> TASK STATEMENT:
Pull each line containing "Dialing" out of the data and copy it.

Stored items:
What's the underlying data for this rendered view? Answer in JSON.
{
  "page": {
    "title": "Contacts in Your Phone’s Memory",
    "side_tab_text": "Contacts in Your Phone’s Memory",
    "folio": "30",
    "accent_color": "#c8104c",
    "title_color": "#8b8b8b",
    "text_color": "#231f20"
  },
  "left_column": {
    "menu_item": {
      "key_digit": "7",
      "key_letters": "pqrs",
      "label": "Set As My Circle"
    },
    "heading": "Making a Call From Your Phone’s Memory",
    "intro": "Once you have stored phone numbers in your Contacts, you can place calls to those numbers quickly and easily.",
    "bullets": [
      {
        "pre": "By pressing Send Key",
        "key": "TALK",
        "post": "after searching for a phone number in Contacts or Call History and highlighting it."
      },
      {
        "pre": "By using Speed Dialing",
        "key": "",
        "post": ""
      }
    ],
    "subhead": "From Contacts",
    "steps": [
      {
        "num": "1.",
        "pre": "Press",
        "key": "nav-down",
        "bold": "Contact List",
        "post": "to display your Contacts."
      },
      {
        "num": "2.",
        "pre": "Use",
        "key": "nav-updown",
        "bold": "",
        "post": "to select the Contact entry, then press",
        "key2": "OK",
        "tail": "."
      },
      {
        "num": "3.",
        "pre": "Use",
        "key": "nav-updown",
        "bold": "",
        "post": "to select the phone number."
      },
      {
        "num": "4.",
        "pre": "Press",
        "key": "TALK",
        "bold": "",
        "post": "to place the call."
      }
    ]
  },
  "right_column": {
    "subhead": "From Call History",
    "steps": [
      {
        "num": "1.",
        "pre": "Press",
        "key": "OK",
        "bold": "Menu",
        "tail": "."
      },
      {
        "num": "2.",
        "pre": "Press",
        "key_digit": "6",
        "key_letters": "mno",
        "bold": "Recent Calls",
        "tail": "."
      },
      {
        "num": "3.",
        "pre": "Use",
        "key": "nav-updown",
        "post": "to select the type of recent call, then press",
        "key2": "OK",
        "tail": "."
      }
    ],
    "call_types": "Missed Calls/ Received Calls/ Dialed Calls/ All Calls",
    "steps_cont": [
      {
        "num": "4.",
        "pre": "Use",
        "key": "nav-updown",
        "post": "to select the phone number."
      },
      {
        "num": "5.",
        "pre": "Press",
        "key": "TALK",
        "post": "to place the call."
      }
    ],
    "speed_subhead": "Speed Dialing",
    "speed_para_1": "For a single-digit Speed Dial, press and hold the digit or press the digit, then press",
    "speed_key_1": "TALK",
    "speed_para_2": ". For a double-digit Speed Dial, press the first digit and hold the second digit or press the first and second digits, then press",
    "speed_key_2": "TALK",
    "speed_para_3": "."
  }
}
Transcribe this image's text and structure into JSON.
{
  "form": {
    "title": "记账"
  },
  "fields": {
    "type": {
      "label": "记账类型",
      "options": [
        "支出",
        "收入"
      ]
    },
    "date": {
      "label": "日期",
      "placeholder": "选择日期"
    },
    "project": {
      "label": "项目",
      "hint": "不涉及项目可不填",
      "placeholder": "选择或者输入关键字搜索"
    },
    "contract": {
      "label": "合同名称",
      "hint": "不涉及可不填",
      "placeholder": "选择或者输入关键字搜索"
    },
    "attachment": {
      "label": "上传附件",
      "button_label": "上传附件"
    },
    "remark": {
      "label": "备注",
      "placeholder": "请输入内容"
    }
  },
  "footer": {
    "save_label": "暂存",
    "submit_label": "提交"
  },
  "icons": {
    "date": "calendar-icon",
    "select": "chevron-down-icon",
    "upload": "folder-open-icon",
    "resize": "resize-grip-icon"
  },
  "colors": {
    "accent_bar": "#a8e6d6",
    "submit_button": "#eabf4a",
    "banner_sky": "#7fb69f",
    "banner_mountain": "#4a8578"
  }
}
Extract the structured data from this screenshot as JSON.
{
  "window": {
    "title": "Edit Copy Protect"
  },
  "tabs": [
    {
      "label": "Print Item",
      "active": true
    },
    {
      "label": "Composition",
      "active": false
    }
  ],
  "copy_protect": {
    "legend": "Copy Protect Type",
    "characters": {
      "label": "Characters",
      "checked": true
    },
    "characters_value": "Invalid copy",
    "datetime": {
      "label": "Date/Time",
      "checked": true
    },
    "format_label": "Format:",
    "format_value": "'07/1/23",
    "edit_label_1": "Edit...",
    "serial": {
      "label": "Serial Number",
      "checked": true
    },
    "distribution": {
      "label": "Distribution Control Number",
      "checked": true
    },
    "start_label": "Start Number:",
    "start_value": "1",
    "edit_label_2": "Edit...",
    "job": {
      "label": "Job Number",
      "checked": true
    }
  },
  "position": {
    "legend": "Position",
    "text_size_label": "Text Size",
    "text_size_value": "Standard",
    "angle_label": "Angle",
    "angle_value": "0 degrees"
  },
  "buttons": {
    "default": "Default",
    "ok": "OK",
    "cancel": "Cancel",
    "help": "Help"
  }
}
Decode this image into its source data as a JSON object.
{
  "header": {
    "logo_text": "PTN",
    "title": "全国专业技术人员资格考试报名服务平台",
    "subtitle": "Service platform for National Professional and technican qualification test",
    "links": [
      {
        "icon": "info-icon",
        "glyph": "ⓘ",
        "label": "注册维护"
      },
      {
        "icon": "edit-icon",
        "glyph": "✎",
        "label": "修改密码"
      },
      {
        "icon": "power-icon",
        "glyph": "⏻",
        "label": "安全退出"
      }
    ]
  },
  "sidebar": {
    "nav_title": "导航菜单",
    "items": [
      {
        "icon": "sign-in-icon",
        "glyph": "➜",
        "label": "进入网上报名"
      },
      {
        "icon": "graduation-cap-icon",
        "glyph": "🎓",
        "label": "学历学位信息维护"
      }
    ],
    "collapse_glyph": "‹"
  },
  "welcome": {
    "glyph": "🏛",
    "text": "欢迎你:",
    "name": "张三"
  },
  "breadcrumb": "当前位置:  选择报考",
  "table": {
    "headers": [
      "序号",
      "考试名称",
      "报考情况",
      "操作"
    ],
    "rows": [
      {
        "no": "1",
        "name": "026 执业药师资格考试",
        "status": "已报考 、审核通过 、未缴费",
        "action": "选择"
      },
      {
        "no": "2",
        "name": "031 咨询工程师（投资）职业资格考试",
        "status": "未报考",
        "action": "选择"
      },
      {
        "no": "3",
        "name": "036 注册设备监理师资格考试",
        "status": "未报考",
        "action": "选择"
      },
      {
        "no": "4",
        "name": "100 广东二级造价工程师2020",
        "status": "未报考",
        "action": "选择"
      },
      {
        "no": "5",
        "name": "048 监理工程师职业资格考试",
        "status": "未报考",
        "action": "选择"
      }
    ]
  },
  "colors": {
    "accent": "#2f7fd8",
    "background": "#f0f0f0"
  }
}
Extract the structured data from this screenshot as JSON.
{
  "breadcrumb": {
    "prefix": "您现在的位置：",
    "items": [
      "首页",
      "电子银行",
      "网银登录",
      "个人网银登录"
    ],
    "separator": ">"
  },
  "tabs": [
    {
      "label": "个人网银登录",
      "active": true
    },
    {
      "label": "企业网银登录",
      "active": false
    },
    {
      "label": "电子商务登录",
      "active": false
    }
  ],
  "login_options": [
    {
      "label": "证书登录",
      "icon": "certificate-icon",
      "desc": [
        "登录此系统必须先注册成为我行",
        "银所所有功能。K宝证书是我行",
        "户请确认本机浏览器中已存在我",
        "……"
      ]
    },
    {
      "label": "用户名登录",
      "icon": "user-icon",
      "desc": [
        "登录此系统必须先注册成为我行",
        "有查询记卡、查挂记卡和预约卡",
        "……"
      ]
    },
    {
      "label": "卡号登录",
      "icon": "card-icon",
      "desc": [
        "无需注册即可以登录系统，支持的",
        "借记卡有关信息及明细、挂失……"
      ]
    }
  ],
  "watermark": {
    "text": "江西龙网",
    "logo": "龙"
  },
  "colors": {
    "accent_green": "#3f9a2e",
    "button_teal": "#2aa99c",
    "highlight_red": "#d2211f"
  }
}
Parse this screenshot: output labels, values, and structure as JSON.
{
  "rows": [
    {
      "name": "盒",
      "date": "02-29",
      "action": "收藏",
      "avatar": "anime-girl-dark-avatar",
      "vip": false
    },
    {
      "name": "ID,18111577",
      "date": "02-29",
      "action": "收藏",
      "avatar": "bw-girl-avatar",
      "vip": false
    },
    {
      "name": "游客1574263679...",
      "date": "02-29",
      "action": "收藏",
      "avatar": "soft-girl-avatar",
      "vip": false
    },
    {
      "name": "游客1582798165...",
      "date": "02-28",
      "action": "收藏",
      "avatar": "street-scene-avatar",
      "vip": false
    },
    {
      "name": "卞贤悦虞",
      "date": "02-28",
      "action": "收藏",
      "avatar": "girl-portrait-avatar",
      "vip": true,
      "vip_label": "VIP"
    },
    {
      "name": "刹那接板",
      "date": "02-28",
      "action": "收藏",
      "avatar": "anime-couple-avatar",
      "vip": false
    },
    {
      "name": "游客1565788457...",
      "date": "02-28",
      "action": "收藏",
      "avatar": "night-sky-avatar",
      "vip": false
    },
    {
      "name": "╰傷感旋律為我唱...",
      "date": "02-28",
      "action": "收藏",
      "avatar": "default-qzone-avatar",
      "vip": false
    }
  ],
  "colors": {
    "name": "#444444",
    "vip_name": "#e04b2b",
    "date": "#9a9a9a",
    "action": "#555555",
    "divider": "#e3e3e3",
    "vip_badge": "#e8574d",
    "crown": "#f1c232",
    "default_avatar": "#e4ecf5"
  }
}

> RESULT:
        "pre": "By using Speed Dialing",
    "speed_subhead": "Speed Dialing",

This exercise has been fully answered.